The Phantom (1996)PG

CapeHalf a capeTentHalf a tent

The Phantom, like Dick Tracy, was a classic newspaper comic, and they say the goofy purple costume the Phantom wears was the ancestor of all modern superhero outfits. He was the transition from the pulp hero to the superhero — he was the first to wear a body stocking and the last to carry shootin'-irons. Unlike some super-heroes, he cultivates a myth that makes his powers seem greater than they really are — for instance, he seems immortal, but it’s just because the role of Phantom has been handed down from father to son for four hundred years, each one swearing anew to battle piracy and Communism.

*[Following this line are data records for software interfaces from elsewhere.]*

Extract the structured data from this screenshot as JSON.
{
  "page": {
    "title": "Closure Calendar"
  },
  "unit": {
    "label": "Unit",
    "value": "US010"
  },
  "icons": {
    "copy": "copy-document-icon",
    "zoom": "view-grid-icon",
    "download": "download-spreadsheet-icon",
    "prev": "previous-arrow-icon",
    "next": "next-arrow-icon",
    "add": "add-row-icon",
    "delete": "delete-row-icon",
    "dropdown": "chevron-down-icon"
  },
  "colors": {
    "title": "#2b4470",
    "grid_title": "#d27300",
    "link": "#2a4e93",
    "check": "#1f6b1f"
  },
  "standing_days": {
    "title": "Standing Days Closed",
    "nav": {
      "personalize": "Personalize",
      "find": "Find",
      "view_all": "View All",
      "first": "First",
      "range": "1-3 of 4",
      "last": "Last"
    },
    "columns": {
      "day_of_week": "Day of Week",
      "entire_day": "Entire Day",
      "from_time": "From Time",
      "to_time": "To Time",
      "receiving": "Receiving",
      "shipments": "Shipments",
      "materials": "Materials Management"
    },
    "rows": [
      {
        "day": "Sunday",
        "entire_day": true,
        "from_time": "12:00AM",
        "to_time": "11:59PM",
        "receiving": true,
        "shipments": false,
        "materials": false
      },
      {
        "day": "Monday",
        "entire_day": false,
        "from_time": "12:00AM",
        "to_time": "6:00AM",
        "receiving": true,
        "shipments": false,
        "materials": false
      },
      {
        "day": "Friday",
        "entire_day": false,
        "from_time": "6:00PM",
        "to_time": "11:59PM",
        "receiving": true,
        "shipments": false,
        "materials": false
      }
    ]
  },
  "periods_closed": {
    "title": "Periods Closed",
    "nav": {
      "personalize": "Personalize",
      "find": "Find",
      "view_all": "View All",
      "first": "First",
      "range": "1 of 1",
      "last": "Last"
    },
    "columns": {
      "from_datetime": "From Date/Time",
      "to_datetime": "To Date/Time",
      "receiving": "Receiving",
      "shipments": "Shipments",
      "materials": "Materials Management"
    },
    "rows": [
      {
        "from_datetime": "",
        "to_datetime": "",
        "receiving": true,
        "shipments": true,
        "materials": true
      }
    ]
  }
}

If you can get past the childish plot about magical skulls, and the costume, this movie is not badly done in some ways. It holds together pretty well, and some of the performances are well handled, notably James Remar as the second-echelon bad guy who killed The Phantom’s father. But still, the basic story elements are hopelessly corny, and this is the sort of movie where flying or falling vehicles explode in a huge fireball the moment they just touch a solid obstacle... even if they were shown running out of fuel moments before. There are constant minor gaps in continuity and common sense.

Okay, so by “not badly done in some ways”, I mean “badly done in a great many areas, but has sporadic intervals of adequacy as mindless entertainment.” For me, sometimes that’s enough.

Billy Zane makes rather a lumpish hero, but for those of suitable orientation he may have more heartthrob value than most of the actors on this site.

This film is set in the 1930s, but Hollywood is reputed to be considering a new Phantom film set in the present. The first one was a complete flop — it did so badly that a screenwriter for the new project said that maybe the new one should avoid using the same name — and yet Hollywood’s fondness for unoriginality is still so unshakable that they can’t let go of the idea of a sequel.

But what does John Stanley say?

there’s a joy in the pacing from director Simon Wincer that propels this movie with breathless speed... a satisfying adventure...